On May 25, 2005, 14 people interested in giraffe nutrition and health, convened at Lincoln Park Zoo in Chicago for a two-day workshop. The participants consisted of university and USDA ruminant nutrition researchers, zoo nutritionists, and veterinarians in addition to the giraffe nutrition and veterinary advisors and the PMP coordinator for giraffe.
Captive giraffe have a specific set of maladies that may be related to basic nutritional inadequacies. Peracute mortality (Fowler, 1978; Fowler and Boever 1986; Junge and Bradley, 1993), chronic wasting (Flach, 1997; Ball et al., 2002), energy malnutrition (Ball et al., 2002), mortality related to cold stress (Clauss et al., 1999), pancreatic disease (Lechowski et al., 1991), urolithiasis (Wolfe et al., 2000; Wolfe, 2003), neonatal health concerns (Miller et al., 1999), intestinal parasitism, and hoof disease may be influenced by traditional zoo diets.

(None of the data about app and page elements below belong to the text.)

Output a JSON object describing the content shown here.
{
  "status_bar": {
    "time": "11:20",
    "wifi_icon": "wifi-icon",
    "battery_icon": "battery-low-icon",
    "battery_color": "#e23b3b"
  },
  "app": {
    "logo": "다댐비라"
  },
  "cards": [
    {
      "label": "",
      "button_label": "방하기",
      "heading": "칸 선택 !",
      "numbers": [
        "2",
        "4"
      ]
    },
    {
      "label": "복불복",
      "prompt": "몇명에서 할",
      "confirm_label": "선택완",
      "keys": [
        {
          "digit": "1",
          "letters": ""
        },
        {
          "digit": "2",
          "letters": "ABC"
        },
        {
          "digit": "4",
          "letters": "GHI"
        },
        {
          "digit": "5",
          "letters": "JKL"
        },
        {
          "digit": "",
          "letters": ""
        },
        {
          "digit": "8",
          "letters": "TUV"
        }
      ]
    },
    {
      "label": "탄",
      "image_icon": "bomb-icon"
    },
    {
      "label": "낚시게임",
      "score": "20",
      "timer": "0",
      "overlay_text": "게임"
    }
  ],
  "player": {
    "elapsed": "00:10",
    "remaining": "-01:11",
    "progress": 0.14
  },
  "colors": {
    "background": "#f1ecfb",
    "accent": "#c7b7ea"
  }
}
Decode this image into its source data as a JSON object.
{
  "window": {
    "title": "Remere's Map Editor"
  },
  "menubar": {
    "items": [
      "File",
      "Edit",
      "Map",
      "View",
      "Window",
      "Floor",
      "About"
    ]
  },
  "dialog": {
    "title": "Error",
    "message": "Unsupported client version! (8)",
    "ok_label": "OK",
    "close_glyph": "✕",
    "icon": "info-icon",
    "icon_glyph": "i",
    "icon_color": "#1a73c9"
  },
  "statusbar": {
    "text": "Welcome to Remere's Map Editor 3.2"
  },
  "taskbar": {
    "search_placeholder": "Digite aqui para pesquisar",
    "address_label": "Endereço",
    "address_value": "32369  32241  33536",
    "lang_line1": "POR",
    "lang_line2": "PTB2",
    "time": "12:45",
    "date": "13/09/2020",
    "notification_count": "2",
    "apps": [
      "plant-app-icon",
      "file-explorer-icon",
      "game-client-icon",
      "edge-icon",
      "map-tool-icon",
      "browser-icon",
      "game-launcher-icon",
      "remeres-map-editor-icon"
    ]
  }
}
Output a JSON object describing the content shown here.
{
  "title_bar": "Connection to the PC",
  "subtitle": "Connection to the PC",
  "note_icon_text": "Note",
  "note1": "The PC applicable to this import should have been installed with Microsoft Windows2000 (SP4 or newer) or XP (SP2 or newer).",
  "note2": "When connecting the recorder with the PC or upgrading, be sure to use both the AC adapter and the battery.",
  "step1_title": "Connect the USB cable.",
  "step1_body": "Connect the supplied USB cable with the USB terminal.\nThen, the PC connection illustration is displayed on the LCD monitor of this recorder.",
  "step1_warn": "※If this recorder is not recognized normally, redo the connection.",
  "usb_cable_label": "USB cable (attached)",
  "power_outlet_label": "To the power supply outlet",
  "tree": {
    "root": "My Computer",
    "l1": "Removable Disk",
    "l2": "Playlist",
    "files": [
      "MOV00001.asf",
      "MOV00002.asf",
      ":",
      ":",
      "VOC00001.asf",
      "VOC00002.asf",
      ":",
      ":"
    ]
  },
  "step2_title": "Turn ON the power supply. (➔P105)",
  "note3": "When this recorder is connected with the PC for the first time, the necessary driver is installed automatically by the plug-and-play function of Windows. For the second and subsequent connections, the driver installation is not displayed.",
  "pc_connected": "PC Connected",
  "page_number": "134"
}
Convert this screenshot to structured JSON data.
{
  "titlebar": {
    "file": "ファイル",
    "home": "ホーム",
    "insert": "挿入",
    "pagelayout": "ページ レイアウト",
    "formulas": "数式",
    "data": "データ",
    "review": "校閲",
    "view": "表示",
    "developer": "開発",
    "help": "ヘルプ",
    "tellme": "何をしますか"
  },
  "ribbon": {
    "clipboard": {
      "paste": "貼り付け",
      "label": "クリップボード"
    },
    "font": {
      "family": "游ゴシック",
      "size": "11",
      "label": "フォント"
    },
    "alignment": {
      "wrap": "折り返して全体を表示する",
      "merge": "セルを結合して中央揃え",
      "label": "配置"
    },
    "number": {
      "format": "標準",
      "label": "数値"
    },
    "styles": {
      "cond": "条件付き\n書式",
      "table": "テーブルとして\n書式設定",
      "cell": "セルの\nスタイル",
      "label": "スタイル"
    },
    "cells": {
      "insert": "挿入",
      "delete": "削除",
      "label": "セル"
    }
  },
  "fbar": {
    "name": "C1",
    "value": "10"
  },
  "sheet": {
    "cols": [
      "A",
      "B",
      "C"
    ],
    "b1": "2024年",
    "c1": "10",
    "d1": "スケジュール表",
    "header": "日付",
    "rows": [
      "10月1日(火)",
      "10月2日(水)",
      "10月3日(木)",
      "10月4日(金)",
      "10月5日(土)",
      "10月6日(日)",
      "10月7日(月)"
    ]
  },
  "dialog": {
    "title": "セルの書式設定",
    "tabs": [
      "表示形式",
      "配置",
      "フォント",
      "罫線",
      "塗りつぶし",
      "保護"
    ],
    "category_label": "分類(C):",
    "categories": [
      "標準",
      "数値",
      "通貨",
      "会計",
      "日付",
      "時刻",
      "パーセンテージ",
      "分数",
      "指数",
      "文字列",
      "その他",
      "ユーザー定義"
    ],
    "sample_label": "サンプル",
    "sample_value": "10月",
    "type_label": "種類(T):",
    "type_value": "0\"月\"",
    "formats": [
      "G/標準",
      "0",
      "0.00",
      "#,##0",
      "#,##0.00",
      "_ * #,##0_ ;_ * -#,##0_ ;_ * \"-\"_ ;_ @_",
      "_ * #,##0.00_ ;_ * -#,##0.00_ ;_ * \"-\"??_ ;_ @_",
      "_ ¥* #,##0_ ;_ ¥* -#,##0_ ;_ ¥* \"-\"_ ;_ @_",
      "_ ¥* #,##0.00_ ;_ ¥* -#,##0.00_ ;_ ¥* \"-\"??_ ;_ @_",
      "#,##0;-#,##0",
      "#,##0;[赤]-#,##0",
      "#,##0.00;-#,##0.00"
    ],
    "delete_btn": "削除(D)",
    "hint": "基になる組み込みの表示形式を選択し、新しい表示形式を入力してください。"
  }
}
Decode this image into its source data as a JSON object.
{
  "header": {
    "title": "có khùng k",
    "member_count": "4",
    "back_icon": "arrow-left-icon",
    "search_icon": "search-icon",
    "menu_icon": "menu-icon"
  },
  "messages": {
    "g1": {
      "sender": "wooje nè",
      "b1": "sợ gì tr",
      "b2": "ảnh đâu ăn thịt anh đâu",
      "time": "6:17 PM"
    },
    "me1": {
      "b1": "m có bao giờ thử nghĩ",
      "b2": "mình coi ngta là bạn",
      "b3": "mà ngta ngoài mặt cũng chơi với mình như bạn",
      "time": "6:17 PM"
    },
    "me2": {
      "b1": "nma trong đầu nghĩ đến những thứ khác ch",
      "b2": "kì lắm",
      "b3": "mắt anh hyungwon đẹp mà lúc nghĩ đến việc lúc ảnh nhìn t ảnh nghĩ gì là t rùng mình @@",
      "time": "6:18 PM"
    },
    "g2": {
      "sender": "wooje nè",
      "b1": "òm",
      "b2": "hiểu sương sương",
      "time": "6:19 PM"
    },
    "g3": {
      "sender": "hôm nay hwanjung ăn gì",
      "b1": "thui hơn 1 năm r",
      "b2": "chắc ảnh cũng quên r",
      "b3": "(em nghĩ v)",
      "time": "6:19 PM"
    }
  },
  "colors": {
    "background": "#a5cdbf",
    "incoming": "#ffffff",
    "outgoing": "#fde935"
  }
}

In summary, we worked together to gain a better understanding of ruminant nutrition and how it pertains to giraffe, to understand how the clinical problems in some captive giraffe may originate from traditional zoo diets, and how changing nutrient concentrations and feed types may alleviate serious health issues in the captive giraffe population. We have compiled a document that the participants feel reflects the best information presently available. As more giraffe nutrition research is completed and more information becomes available, the recommendations may be modified. By sharing the ideas and decisions that were developed from this meeting, we hope to improve the health and well-being of giraffe that are cared for by zoo professionals.